Where the 1993 graduates are working post-Ph.D. isn’t a mystery, thanks to the diligence of a longtime professor of sociology at Queens College, also part of the CUNY system. During a particularly tough academic job market in the early 1990s, Dean B. Savage started the work of tracking down every student who had earned a Ph.D. in sociology from the Graduate Center to find out where they went on to work. With the help of graduate students, he has created an ever-growing database of 471 people that dates back to graduates from 1971…
The data he has collected document the bleak reality that many people already know about the academic market: A full-time job as a professor isn’t a given for those who want one. In fact, since 1980, fewer than half of the sociology graduates hold full-time tenured or tenure-track jobs. But the data, which were most recently updated last year, also reveal some good news: The program’s record of placing students in full-time jobs inside and outside academe has shown improvement over the years…
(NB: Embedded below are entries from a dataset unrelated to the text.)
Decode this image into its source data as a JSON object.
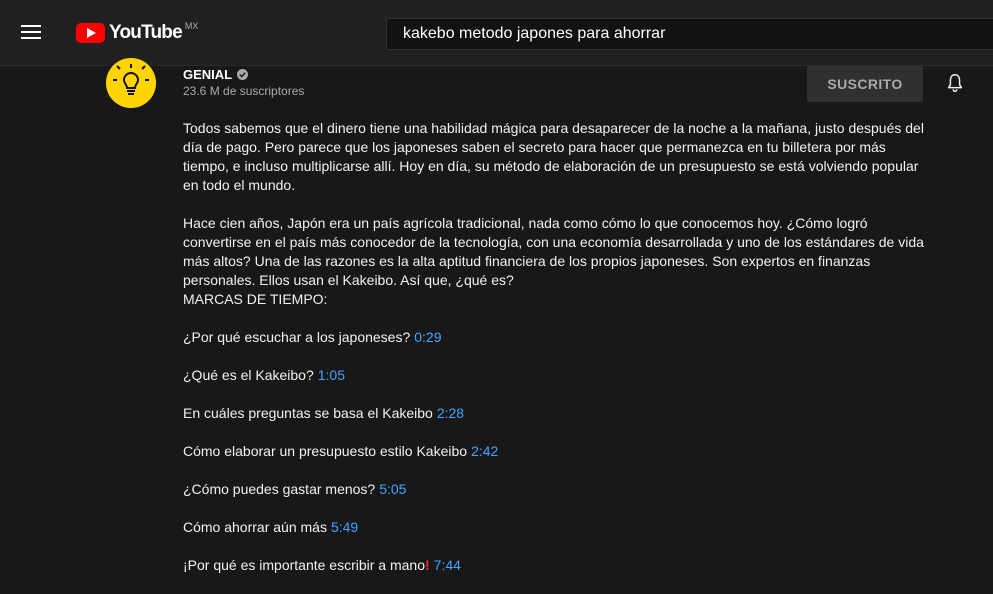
{
  "header": {
    "logo_text": "YouTube",
    "logo_country": "MX",
    "search_value": "kakebo metodo japones para ahorrar"
  },
  "channel": {
    "name": "GENIAL",
    "subscribers": "23.6 M de suscriptores",
    "subscribe_label": "SUSCRITO"
  },
  "description": {
    "paragraph1": "Todos sabemos que el dinero tiene una habilidad mágica para desaparecer de la noche a la mañana, justo después del día de pago. Pero parece que los japoneses saben el secreto para hacer que permanezca en tu billetera por más tiempo, e incluso multiplicarse allí. Hoy en día, su método de elaboración de un presupuesto se está volviendo popular en todo el mundo.",
    "paragraph2": "Hace cien años, Japón era un país agrícola tradicional, nada como cómo lo que conocemos hoy. ¿Cómo logró convertirse en el país más conocedor de la tecnología, con una economía desarrollada y uno de los estándares de vida más altos? Una de las razones es la alta aptitud financiera de los propios japoneses. Son expertos en finanzas personales. Ellos usan el Kakeibo. Así que, ¿qué es?",
    "paragraph2_tail": "MARCAS DE TIEMPO:",
    "timestamps": [
      {
        "text": "¿Por qué escuchar a los japoneses?",
        "time": "0:29"
      },
      {
        "text": "¿Qué es el Kakeibo?",
        "time": "1:05"
      },
      {
        "text": "En cuáles preguntas se basa el Kakeibo",
        "time": "2:28"
      },
      {
        "text": "Cómo elaborar un presupuesto estilo Kakeibo",
        "time": "2:42"
      },
      {
        "text": "¿Cómo puedes gastar menos?",
        "time": "5:05"
      },
      {
        "text": "Cómo ahorrar aún más",
        "time": "5:49"
      },
      {
        "text": "¡Por qué es importante escribir a mano",
        "excl": "!",
        "time": "7:44"
      }
    ]
  },
  "colors": {
    "background": "#181818",
    "header": "#202020",
    "link": "#3ea6ff",
    "brand_red": "#ff0000"
  }
}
Mr. Savage’s data set, which spans more than 40 years, is unusual because of its depth. A quick glance at his list shows many Ph.D.’s who became professors, deans, lecturers, and academic researchers. Among the many nonacademic jobs that the Graduate Center program’s alumni hold are crisis counselor, behavioral scientist, social worker, children’s-book author, art-gallery curator, and health-care consultant. Some people have retired. When Mr. Savage updated the data last year, he found at least seven people who earned Ph.D.’s in 2012 who were trying to gain some traction on the academic ladder, working in non-tenure-track positions. Graduates of the sociology program work at four-year colleges, two-year institutions, regional colleges, and flagships. Workplaces in New York, New Jersey, and Connecticut are heavily represented.
Collecting placement data like Mr. Savage’s can be complicated, as his experience shows. It is a little easier now than when he first started, since he can search for people through Google and on sites like LinkedIn. Mr. Savage started his efforts with a list of the program’s graduates from the CUNY registrar. Before the Internet, he said, “we would get in touch with their thesis adviser or someone we knew they were friends with or even members of their dissertation committee.”
But even with the advent of online aids, there are still gaps in the information that Mr. Savage has collected. He has found some students, only to lose track of them in subsequent updates. More than 112 students have never been found. Older alumni are less likely to appear on sites like LinkedIn, and some people who do show up list vague or inflated titles or may have profiles that are out of date.
The rest of the article goes on to ask broader questions about why more PhD programs don’t go to the efforts Savage has (and there are still issues with the missing cases) to track down this information. Graduate schools tend to trumpet the cases of students who do well but don’t say much about those who don’t or don’t complete the program. We could also ask questions about colleges who will likely will be asked more and more in the future to provide evidence from alumni that college led to learning as well as positive career outcomes.
So if the CUNY data is decent enough, how representative is it? As described here, the data suggests some cycles (forces within the academy as well as larger American economic issues), lots of attrition, and a variety of careers.